In setting up the exit strategy, you should have a clear picture of your vision for the business. In case contingencies come up and you have to resort to the exit strategy, what happens to your participation in the business? Will you still be a part of it or will you relinquish all management prerogatives to the new owner? Will there be a new business prospect once you exit your business? Once you have clear answers to these kinds of questions, you’ll have more direction for your exit strategy.
Now that we have discussed common exit strategies, it is best to appreciate the potential benefits that your business could reap when you have done the proper planning and eventually execute that plan.
Having an exit strategy in place apprises you as the business owner in terms of what to prepare for the strategy to succeed. For example, having a proper business valuation will let you know your business’s actual standing once you decide to sit at a negotiation table. This will give you an idea of whether you have the upper hand in the bargaining and more importantly, whether it’s the proper time for you to sit on that negotiation. Moreover, having an exit strategy gives you a heads-up on how much funds were needed for the business exit to be successful.
Having an exit strategy in place gives comfort to you, as the current business owner, as well as to the potential new owner, for this demonstrates readiness and smooth transfer of responsibilities as well as powers. It gives the new owners the assurance that they will not be left to fend for themselves in the dark once they have assumed the business: they will have a clear overview of the business’s financial standing, management policies, employee count, and guidelines.

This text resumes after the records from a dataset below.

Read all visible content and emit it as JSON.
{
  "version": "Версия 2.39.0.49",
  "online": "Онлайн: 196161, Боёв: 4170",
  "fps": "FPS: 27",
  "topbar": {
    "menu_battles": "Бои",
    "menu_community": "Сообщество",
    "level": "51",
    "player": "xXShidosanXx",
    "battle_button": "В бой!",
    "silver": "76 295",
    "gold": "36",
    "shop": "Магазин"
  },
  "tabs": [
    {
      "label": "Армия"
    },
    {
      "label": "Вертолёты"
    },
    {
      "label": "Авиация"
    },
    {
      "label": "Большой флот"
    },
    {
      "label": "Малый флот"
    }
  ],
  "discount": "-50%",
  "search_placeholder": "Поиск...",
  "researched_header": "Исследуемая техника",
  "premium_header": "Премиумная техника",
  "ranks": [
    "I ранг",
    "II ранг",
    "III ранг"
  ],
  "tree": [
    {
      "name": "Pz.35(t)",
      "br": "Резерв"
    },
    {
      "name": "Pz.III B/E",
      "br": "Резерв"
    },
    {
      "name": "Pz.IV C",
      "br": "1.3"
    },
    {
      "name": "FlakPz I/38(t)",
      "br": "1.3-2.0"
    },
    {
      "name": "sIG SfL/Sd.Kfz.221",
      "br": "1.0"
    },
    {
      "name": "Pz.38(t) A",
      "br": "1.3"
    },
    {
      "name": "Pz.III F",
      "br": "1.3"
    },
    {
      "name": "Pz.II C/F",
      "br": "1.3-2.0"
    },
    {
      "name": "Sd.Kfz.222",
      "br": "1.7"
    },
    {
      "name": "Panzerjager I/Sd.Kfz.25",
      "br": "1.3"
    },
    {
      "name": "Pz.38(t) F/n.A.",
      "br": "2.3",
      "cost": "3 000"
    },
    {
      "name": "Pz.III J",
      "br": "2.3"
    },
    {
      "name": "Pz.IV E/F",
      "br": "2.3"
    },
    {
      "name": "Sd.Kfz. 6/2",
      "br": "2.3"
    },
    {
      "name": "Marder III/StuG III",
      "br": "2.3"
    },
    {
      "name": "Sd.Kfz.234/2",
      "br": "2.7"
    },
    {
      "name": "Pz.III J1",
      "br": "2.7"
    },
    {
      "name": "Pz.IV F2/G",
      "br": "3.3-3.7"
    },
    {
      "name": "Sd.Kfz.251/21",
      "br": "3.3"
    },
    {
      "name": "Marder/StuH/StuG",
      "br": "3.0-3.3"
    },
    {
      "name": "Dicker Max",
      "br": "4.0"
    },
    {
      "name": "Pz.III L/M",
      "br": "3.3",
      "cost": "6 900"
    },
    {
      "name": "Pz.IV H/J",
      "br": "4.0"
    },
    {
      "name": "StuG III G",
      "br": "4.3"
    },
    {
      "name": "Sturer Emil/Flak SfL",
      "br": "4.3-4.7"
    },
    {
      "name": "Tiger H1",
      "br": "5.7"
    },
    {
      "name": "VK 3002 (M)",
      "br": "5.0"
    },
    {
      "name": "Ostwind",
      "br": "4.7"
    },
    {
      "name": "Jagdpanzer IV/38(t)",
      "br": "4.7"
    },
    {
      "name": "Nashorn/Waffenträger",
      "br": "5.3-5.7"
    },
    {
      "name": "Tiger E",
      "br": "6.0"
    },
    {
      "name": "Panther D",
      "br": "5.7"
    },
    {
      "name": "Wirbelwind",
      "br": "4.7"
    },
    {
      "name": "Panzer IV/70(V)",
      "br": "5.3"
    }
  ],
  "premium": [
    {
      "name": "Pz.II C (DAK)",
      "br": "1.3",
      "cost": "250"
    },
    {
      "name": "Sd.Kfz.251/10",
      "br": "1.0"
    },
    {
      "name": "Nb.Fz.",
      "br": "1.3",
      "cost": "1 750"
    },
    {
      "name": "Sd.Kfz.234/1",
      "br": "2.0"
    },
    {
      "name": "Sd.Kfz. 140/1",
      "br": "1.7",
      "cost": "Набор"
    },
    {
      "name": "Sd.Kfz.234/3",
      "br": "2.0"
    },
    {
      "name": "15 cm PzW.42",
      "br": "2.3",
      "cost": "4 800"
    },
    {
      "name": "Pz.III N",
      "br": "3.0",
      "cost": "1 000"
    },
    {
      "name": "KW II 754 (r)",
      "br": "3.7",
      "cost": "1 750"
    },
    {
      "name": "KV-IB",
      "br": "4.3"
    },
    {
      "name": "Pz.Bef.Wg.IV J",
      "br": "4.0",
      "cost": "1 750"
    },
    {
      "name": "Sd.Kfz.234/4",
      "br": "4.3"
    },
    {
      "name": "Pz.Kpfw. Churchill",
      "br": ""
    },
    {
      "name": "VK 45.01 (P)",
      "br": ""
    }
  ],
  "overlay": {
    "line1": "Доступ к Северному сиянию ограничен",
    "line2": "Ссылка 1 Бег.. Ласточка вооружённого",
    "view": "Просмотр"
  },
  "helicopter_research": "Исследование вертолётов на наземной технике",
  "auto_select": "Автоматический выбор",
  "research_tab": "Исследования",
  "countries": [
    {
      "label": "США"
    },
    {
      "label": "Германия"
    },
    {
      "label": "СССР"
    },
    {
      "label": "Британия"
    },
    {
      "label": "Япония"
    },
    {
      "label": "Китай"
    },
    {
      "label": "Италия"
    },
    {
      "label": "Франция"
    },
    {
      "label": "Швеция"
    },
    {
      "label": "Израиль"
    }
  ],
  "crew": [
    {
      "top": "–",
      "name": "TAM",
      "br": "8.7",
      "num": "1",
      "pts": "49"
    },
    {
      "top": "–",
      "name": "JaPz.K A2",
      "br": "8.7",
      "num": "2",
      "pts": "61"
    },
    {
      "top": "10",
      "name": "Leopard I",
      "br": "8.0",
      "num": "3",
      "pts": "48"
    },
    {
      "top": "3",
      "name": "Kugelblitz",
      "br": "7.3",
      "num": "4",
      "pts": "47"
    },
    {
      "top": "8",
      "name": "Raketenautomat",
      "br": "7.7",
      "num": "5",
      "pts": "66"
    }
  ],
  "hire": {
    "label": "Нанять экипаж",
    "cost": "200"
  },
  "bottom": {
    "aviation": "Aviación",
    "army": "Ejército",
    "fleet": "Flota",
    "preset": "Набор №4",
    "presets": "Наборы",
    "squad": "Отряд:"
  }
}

As the owner, you can opt to make use of an exit strategy in order to sell the business once it has met a certain profit threshold. That way, you can go ahead and get a head start on a new endeavor. Other times, when business is not as profitable as you would like it to be, an exit strategy can be used to minimize your losses.
The reality is that there is no perfect time when it comes to exiting your business. The timing of your exit will be largely dependent on a lot of factors, most of them based on your own determination. Current industry trends and the present business climate as well as the economy’s current performance are just some of the factors to consider; timing your exit from the business does not always mean that it has become unprofitable or that you are now incurring losses. Ultimately, exiting the business entails your readiness in meeting the situation as it arises.
Planning your business’s exit strategy has a lot of benefits. Beginning with the end in mind does not necessarily mean that you are pessimistically looking at your business venture, but rather, you are planning for the long-term and for the contingencies that the business could face so that it won’t take you by surprise. In choosing the proper exit strategy for your business, you need to consider a lot of factors such as its scale and current performance and its compatibility with your personal, long-term goals.
When setting up a robust exit strategy, it is important to conduct a business valuation first and foremost to give you an awareness of your business’s actual standing. Moreover, you should have a clear vision of your business’s future to better guide you in deciding which exit strategy to make.
Having an exit strategy is beneficial for you as a business owner in that it gives you a clear direction in terms of proper preparation and ensures a smooth transition to a new owner once you decide to exit your business. It likewise ensures that your exit will be profitable, or in some other cases, that your exit will be a way to limit the losses that you have incurred in case your business takes a dire turn. It only proves that the old adage remains true: failing to plan is planning to fail. However, if you plan and prepare, then you will not be caught off guard by any circumstance that could be thrown your way.